What do we think is the value of education? What is its purpose?
We tend to think of education, whether formal schooling or informal experience, as “a preparation for life” by the young person involved. That is wrong. Real education should be a continual part of life itself, from birth to death.
Some think the purpose of education is to help you get a “better” job. For them that would mean higher pay or a more interesting job. This is basically a short-term, sometimes selfish, economic point of view.
Some see education as learning the knowledge and skills that are needed to live a normal life in our modern interdependent society. This is a “survival” point of view, without much point beyond the selfish desire of “going along to get along.”
Others see education as valuable because it brings out and develops the talents and abilities latent in every individual. This is more of a “life” point of view that respects and values the individual human being.
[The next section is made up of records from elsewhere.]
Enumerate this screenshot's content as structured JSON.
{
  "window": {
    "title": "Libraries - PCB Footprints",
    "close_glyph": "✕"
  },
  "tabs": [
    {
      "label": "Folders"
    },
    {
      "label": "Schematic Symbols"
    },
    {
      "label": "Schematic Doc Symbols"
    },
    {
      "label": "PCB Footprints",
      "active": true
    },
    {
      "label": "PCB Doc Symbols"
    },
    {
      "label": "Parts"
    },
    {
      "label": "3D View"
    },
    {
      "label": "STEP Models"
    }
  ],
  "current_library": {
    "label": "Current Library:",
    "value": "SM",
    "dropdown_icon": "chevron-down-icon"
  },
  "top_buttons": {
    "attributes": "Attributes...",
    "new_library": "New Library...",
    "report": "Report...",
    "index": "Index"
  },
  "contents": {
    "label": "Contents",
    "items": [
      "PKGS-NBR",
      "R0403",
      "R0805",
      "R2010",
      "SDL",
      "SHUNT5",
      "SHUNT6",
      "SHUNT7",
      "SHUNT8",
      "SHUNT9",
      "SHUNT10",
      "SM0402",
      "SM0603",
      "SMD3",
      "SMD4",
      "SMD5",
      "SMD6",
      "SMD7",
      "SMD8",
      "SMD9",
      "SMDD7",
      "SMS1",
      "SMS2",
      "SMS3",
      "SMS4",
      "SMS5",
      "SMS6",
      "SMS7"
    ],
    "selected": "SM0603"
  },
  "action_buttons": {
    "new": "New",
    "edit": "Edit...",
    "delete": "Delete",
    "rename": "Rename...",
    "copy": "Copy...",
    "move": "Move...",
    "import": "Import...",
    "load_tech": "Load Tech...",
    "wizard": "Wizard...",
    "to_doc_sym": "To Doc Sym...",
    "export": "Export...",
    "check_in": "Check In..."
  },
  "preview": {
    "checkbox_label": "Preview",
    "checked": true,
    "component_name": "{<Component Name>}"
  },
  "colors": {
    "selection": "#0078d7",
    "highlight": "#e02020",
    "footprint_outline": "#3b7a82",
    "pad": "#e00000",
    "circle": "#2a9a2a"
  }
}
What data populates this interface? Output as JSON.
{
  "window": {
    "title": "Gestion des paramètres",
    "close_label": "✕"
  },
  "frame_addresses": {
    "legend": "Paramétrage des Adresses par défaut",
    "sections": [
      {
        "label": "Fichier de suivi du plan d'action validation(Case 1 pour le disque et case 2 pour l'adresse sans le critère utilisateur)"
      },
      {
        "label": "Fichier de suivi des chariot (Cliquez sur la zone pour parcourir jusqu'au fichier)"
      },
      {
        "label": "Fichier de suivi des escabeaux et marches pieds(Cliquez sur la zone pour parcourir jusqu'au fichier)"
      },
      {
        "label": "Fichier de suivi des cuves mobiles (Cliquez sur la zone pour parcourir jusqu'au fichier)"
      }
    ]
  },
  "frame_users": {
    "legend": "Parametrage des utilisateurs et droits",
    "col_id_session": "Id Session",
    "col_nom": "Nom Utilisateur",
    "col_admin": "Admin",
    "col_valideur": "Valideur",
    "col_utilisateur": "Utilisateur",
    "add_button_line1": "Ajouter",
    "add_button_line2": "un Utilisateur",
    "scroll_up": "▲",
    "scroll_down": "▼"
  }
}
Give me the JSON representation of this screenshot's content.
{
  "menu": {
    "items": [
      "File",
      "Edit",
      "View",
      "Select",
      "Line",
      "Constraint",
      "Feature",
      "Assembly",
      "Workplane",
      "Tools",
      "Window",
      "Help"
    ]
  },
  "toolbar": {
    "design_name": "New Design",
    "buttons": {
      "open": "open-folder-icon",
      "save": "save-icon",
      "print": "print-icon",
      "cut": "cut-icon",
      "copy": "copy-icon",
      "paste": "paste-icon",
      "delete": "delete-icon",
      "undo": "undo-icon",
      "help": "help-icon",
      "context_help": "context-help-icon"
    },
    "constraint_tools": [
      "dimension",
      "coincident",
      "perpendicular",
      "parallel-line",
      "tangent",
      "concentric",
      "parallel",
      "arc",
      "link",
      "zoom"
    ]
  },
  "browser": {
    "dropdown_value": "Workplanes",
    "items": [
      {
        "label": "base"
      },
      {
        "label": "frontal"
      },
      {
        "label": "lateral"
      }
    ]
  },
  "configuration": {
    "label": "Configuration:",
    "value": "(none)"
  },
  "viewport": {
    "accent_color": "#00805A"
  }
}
But, an important question remains – is this for the glory of the individual, or is it for the purpose of better serving your neighbor and your society?
The purpose of formal education can also be seen in a broader and less practical sense. This purpose is to develop and discipline the mind, the understanding, the feelings and values of our individual life within the framework of life in general and the framework of the natural creation that supports this life. An important additional purpose of education is to promote the coordination of mind and hand in useful and creative work. Now we are getting closer to the ultimate goal and benefit of education.
Alexander Pope said, “The proper study of mankind is man.” Shakespeare said in Hamlet, “To thine own self be true, and it follows as the night the day, thou canst not then be false to any man.” These quotes tell me that we all share the same basic human nature, and we need to know what that is. Knowing who and what you are and what you share with all others should give you the humility to value and respect others as much as you do yourself.
The Scottish poet, Robert Burns, wrote, “Would that God the gift give us to see ourselves as others see us.” Real education will help us to realize this wish.
At this level real education becomes a matter of building positive and constructive human relationships. For true education to take place, your Self must become involved. Mutual trust between students and between student and teacher will make learning a joyful and interesting activity that encourages openness and sharing. But, because of our selfish human nature, trust will sometimes be broken. Then what should we do to restore that trust? The wrong that broke that trust must be openly recognized and sincerely regretted. To heal the broken relationship of trust, forgiving love is needed. Where is this forgiving love going to come from? It must come from the ultimate giver of life, God. You can find a good description of this love of God in 1 Cor. 13. This is the basis of all true education, whether formal or informal.
If you use your learning to serve others, you will be serving God and yourself in the best way.